[Task material]:
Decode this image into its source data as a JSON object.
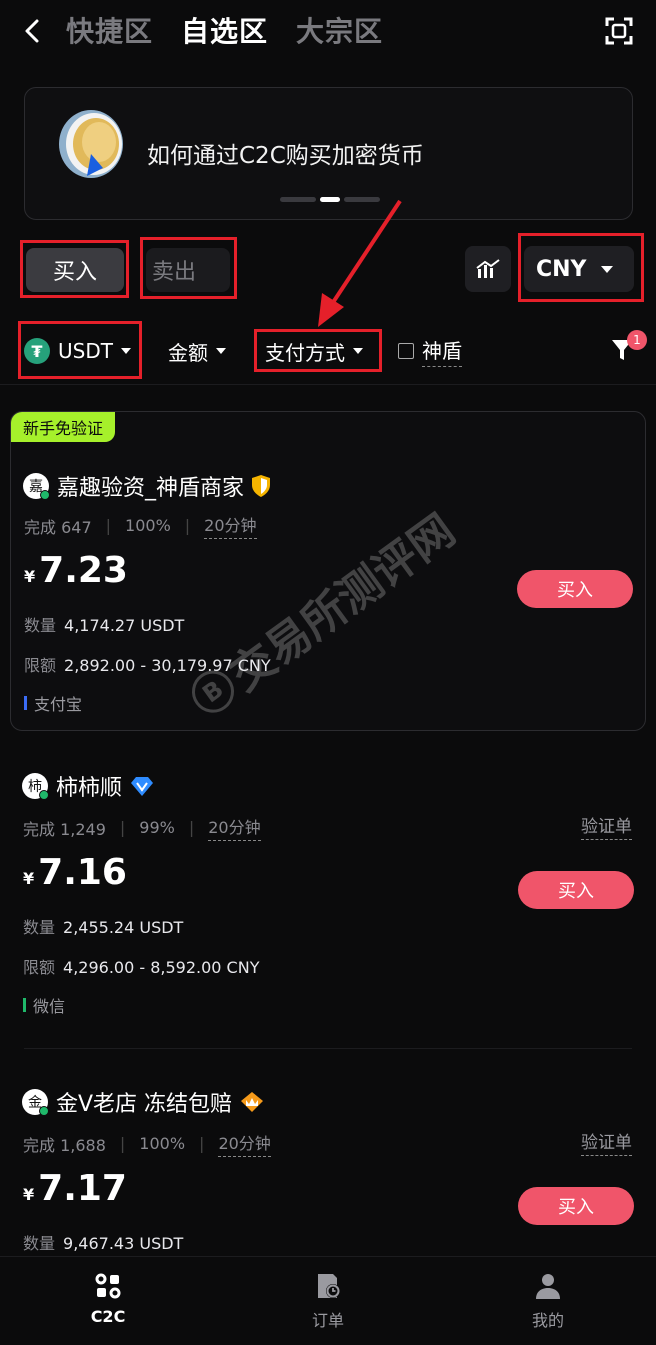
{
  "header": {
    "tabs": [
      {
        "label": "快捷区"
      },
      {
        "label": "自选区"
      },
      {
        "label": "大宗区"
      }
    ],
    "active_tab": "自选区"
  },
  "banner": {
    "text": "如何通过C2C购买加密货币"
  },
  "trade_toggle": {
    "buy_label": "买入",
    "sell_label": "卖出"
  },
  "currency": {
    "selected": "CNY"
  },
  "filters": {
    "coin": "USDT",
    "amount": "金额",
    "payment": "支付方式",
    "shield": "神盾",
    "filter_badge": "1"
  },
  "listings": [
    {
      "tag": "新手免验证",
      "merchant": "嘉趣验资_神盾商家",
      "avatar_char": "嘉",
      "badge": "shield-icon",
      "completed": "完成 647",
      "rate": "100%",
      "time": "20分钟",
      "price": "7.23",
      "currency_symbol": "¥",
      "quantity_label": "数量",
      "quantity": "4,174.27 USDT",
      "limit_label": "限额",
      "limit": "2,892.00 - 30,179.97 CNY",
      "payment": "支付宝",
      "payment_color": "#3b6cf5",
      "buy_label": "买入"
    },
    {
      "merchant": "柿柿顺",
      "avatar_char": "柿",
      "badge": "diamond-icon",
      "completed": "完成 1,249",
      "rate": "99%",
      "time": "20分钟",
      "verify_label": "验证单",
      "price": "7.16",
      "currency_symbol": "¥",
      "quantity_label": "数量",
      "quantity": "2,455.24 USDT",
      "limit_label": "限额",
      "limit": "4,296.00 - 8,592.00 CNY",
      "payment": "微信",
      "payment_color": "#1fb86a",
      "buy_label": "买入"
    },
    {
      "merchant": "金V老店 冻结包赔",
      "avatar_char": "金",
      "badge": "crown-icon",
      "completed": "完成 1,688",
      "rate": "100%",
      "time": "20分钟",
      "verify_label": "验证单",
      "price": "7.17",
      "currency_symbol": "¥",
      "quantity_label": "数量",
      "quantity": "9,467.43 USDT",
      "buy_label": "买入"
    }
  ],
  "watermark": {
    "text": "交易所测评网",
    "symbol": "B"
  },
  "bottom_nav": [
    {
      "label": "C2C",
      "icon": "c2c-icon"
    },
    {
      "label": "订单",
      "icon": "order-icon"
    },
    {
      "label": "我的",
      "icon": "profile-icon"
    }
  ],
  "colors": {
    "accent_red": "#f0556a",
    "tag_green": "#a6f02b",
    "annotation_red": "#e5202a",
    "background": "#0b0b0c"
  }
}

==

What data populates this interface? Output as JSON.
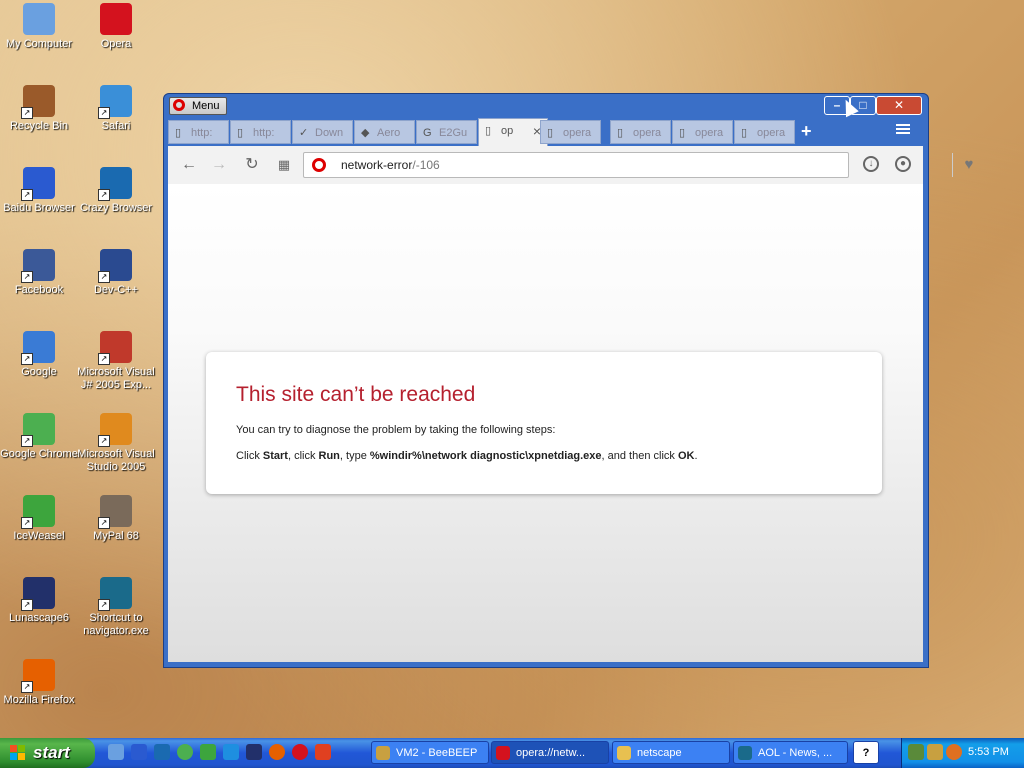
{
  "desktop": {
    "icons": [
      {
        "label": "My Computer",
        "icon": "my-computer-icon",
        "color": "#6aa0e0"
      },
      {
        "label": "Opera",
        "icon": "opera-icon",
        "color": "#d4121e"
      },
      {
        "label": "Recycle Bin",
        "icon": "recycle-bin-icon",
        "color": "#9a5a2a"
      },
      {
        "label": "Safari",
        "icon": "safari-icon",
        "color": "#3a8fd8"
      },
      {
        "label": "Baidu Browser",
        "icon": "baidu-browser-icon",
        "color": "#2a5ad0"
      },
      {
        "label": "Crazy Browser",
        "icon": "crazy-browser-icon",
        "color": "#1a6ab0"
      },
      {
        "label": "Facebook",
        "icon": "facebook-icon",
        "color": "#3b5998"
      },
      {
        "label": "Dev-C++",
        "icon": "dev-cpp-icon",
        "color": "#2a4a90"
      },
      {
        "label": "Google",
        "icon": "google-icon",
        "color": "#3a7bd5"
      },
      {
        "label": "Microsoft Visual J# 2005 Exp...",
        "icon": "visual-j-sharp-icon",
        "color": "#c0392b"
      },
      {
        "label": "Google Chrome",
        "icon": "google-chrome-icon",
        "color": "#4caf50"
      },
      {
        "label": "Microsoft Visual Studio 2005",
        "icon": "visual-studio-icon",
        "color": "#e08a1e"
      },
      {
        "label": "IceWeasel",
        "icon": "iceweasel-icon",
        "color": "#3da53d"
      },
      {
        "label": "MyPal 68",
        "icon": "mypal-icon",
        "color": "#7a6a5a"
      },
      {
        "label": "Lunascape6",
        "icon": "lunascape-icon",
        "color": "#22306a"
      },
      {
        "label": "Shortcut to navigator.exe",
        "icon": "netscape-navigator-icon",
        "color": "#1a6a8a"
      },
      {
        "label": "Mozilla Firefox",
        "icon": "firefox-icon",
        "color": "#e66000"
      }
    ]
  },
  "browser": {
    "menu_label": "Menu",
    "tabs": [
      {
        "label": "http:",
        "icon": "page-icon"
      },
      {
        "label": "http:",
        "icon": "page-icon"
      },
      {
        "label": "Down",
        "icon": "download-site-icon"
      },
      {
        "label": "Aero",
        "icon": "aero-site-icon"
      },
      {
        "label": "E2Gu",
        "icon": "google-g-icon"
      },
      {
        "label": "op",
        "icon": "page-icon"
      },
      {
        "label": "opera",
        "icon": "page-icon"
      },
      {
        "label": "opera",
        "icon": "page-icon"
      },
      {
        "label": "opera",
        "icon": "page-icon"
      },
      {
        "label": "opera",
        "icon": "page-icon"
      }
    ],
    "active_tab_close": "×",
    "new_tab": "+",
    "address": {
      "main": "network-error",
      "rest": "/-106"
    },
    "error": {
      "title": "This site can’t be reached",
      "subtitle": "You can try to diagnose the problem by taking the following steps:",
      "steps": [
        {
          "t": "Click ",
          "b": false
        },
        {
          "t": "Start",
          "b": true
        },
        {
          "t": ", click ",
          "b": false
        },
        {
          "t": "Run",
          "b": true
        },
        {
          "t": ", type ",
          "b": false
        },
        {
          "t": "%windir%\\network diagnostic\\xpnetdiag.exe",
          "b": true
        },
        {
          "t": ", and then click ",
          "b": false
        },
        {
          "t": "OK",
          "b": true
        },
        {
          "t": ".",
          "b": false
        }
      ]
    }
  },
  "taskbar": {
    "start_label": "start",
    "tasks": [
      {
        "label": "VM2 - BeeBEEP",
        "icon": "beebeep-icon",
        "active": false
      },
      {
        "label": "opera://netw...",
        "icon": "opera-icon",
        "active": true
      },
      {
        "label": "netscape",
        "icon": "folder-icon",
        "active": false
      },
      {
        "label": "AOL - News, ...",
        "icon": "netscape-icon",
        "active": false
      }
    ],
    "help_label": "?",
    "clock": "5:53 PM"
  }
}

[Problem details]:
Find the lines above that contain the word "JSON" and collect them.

[Finished task]:
Decode this image into its source data as a JSON object.
What data populates this interface? Output as JSON.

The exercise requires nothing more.